After one hour the fish is ready for smoking.


Step 2 - Preparing the Smoking Tin


The process of using the smoking tin is simple. There is a tray covering the bottom the pan. The bottom of the pan has an area that the wood chippings are placed within - basically 4 tables spoons  is enough - and then the tray is put back on top of the chippings.

This is personal choice and I have tried Oak, Hickory and Applewood. Oak is a bit strong and Hickory is great, but my personal favourite is Applewood. I have also experimented with a couple of shots of whisky poured onto the chippings - but I am still not sure if this comes out in the flavour - jury still out. Once the chippings are spread and the base plate replaced then the grill placed on top. At this point I found that the fish was quite close to the bottom. You can fit the grill the other way up and then it is much further away - either actually works fine, depending on the thickness of the fish. I actually decided on 4 stainless steel spacers made from right-angle forms and then placed the grill on this, giving a medium grill height.


Step 3 - Smoking the fish


The fish needs to cook for 30-40 minutes (depending on thickness) at least at 160 degrees F.


The smoking tin came with methylated spirits burners which they said last for 20 minutes and can be extended for double that using the adjustable sliders on the burners. I tried this a couple of times but found the temperature fluctuated due to the rapid burn rate. Also, the burners ran out of fuel before the fish had finished cooking .....Grrrrrr! .....and it’s not advisable to try and top them up while still hot!!

Yes, smoking time may need to be extended for large fish, but 2 lb to 3.5 lbs is my normal cooking size.


An Eye on the Heat.


To make things more methodical and leave nothing to chance, I tried using a thermometer used for central heating pipes that showed 160 degrees.
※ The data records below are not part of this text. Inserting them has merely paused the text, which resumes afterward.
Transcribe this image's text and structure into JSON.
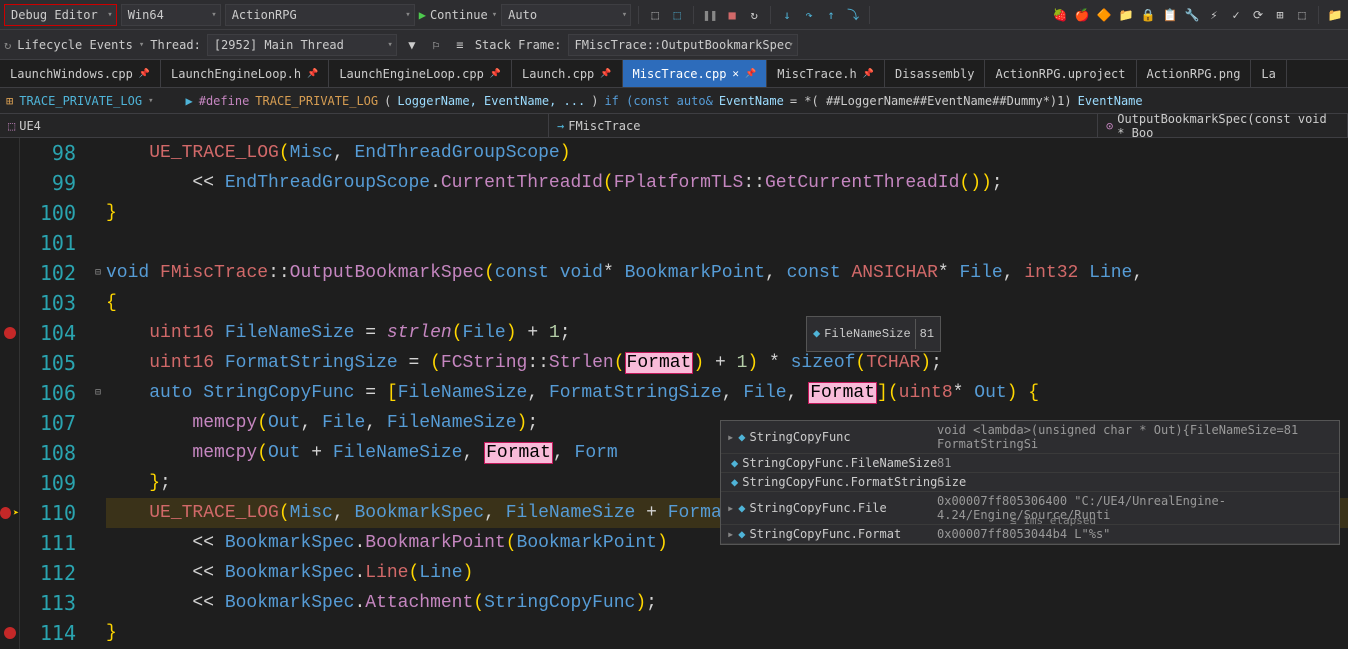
{
  "toolbar": {
    "config": "Debug Editor",
    "platform": "Win64",
    "project": "ActionRPG",
    "continue": "Continue",
    "auto": "Auto"
  },
  "debugbar": {
    "lifecycle": "Lifecycle Events",
    "thread_label": "Thread:",
    "thread_value": "[2952] Main Thread",
    "stackframe_label": "Stack Frame:",
    "stackframe_value": "FMiscTrace::OutputBookmarkSpec"
  },
  "tabs": [
    {
      "label": "LaunchWindows.cpp",
      "active": false,
      "pin": true
    },
    {
      "label": "LaunchEngineLoop.h",
      "active": false,
      "pin": true
    },
    {
      "label": "LaunchEngineLoop.cpp",
      "active": false,
      "pin": true
    },
    {
      "label": "Launch.cpp",
      "active": false,
      "pin": true
    },
    {
      "label": "MiscTrace.cpp",
      "active": true,
      "pin": true,
      "close": true
    },
    {
      "label": "MiscTrace.h",
      "active": false,
      "pin": true
    },
    {
      "label": "Disassembly",
      "active": false
    },
    {
      "label": "ActionRPG.uproject",
      "active": false
    },
    {
      "label": "ActionRPG.png",
      "active": false
    },
    {
      "label": "La",
      "active": false
    }
  ],
  "navbar": {
    "symbol": "TRACE_PRIVATE_LOG",
    "define_kw": "#define",
    "macro_name": "TRACE_PRIVATE_LOG",
    "params": "LoggerName, EventName, ...",
    "body_prefix": "if (const auto&",
    "body_var": "EventName",
    "body_suffix": "= *( ##LoggerName##EventName##Dummy*)1)",
    "body_end": "EventName"
  },
  "context": {
    "scope": "UE4",
    "class": "FMiscTrace",
    "method": "OutputBookmarkSpec(const void * Boo"
  },
  "tooltip": {
    "name": "FileNameSize",
    "value": "81"
  },
  "debug_panel": {
    "rows": [
      {
        "name": "StringCopyFunc",
        "value": "void <lambda>(unsigned char * Out){FileNameSize=81 FormatStringSi",
        "expand": true
      },
      {
        "name": "StringCopyFunc.FileNameSize",
        "value": "81"
      },
      {
        "name": "StringCopyFunc.FormatStringSize",
        "value": "6"
      },
      {
        "name": "StringCopyFunc.File",
        "value": "0x00007ff805306400 \"C:/UE4/UnrealEngine-4.24/Engine/Source/Runti",
        "expand": true
      },
      {
        "name": "StringCopyFunc.Format",
        "value": "0x00007ff8053044b4 L\"%s\"",
        "expand": true
      }
    ],
    "elapsed": "≤ 1ms elapsed"
  },
  "code": {
    "lines": [
      {
        "n": 98,
        "html": "    <span class='macro1'>UE_TRACE_LOG</span><span class='paren'>(</span><span class='ident'>Misc</span>, <span class='ident'>EndThreadGroupScope</span><span class='paren'>)</span>"
      },
      {
        "n": 99,
        "html": "        &lt;&lt; <span class='ident'>EndThreadGroupScope</span>.<span class='func'>CurrentThreadId</span><span class='paren'>(</span><span class='func'>FPlatformTLS</span>::<span class='func'>GetCurrentThreadId</span><span class='paren'>())</span>;"
      },
      {
        "n": 100,
        "html": "<span class='paren'>}</span>"
      },
      {
        "n": 101,
        "html": ""
      },
      {
        "n": 102,
        "html": "<span class='kw2'>void</span> <span class='type'>FMiscTrace</span>::<span class='func'>OutputBookmarkSpec</span><span class='paren'>(</span><span class='kw2'>const</span> <span class='kw2'>void</span>* <span class='ident'>BookmarkPoint</span>, <span class='kw2'>const</span> <span class='type'>ANSICHAR</span>* <span class='ident'>File</span>, <span class='type'>int32</span> <span class='ident'>Line</span>,",
        "fold": "⊟"
      },
      {
        "n": 103,
        "html": "<span class='paren'>{</span>"
      },
      {
        "n": 104,
        "html": "    <span class='type'>uint16</span> <span class='ident'>FileNameSize</span> = <span class='func italic'>strlen</span><span class='paren'>(</span><span class='ident'>File</span><span class='paren'>)</span> + <span class='num'>1</span>;",
        "bp": true
      },
      {
        "n": 105,
        "html": "    <span class='type'>uint16</span> <span class='ident'>FormatStringSize</span> = <span class='paren'>(</span><span class='func'>FCString</span>::<span class='func'>Strlen</span><span class='paren'>(</span><span class='hl-pink'>Format</span><span class='paren'>)</span> + <span class='num'>1</span><span class='paren'>)</span> * <span class='kw2'>sizeof</span><span class='paren'>(</span><span class='type'>TCHAR</span><span class='paren'>)</span>;"
      },
      {
        "n": 106,
        "html": "    <span class='kw2'>auto</span> <span class='ident'>StringCopyFunc</span> = <span class='paren'>[</span><span class='ident'>FileNameSize</span>, <span class='ident'>FormatStringSize</span>, <span class='ident'>File</span>, <span class='hl-pink'>Format</span><span class='paren'>]</span><span class='paren'>(</span><span class='type'>uint8</span>* <span class='ident'>Out</span><span class='paren'>)</span> <span class='paren'>{</span>",
        "fold": "⊟"
      },
      {
        "n": 107,
        "html": "        <span class='func'>memcpy</span><span class='paren'>(</span><span class='ident'>Out</span>, <span class='ident'>File</span>, <span class='ident'>FileNameSize</span><span class='paren'>)</span>;"
      },
      {
        "n": 108,
        "html": "        <span class='func'>memcpy</span><span class='paren'>(</span><span class='ident'>Out</span> + <span class='ident'>FileNameSize</span>, <span class='hl-pink'>Format</span>, <span class='ident'>Form</span>"
      },
      {
        "n": 109,
        "html": "    <span class='paren'>}</span>;"
      },
      {
        "n": 110,
        "html": "    <span class='macro1'>UE_TRACE_LOG</span><span class='paren'>(</span><span class='ident'>Misc</span>, <span class='ident'>BookmarkSpec</span>, <span class='ident'>FileNameSize</span> + <span class='ident'>FormatStringSize</span><span class='paren'>)</span>",
        "bp": true,
        "exec": true,
        "arrow": true
      },
      {
        "n": 111,
        "html": "        &lt;&lt; <span class='ident'>BookmarkSpec</span>.<span class='func'>BookmarkPoint</span><span class='paren'>(</span><span class='ident'>BookmarkPoint</span><span class='paren'>)</span>"
      },
      {
        "n": 112,
        "html": "        &lt;&lt; <span class='ident'>BookmarkSpec</span>.<span class='type'>Line</span><span class='paren'>(</span><span class='ident'>Line</span><span class='paren'>)</span>"
      },
      {
        "n": 113,
        "html": "        &lt;&lt; <span class='ident'>BookmarkSpec</span>.<span class='func'>Attachment</span><span class='paren'>(</span><span class='ident'>StringCopyFunc</span><span class='paren'>)</span>;"
      },
      {
        "n": 114,
        "html": "<span class='paren'>}</span>",
        "bp": true
      }
    ]
  }
}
The trouble with this is the dial runs out at 180 degrees and so the dial worked once and died. A quick look on the internet revealed that there are BBQ smoking thermometers which I found on Ebay for £7. This required drilling a hole in the tin strategically placed between the grill spacings, which gave me a thermometer which does the job.

Continuous Heat Solution.


The answer to getting continuous heat for a long enough period was to use the barbecue and, as it’s outdoors, there is no smell of smoke in the house either. I use a gas barbecue which takes 10 minutes to get up to temperature.This weekend, the BBQ failed! I was so glad of the original methylated spirit burners as 15 minutes into cooking on the BBQ and I noticed the temperature not rising above 250 degrees. This in itself wasn't a problem but then the temperature started to fall to 200 degrees. A quick swap to the meths burners and the temperature rose to 300 degrees to finish the cooking. I found that my barbecue grill on full can achieve a heat or 600 degrees. Thats way too hot. It will dry out the fish at that temperature. The half way setting gives a heat of 300 degrees and saves on fuel and gives a mouth watering result.


With the new thermometer fitted to the lid and the fish placed on the grill the process can begin. Had I not had the temperature gauge when the BBQ went out, I would be none the wiser until 30 minutes later!

The only other requirement is the timer. The tin is placed on the BBQ and I watch to see the temperature rise to 160 degrees. Once there I now set the stop clock to 35 minutes and sit back and wait! It is interesting to see how quickly the temperature rises and I hear you say that I am only measuring the internal air temperature but that is why I have added an extra 5 minutes to be sure to give the fish its 30 minute internal heat at 160 degrees, however I have noticed that the temperature rises to 350 degrees at the end! Now thats cooking!.


My fellow guinea-pigs have said the this method is now perfected so enjoy or offer added suggestions as you think fit.

Preparation in Pictures

Cooking and Finish in Pictures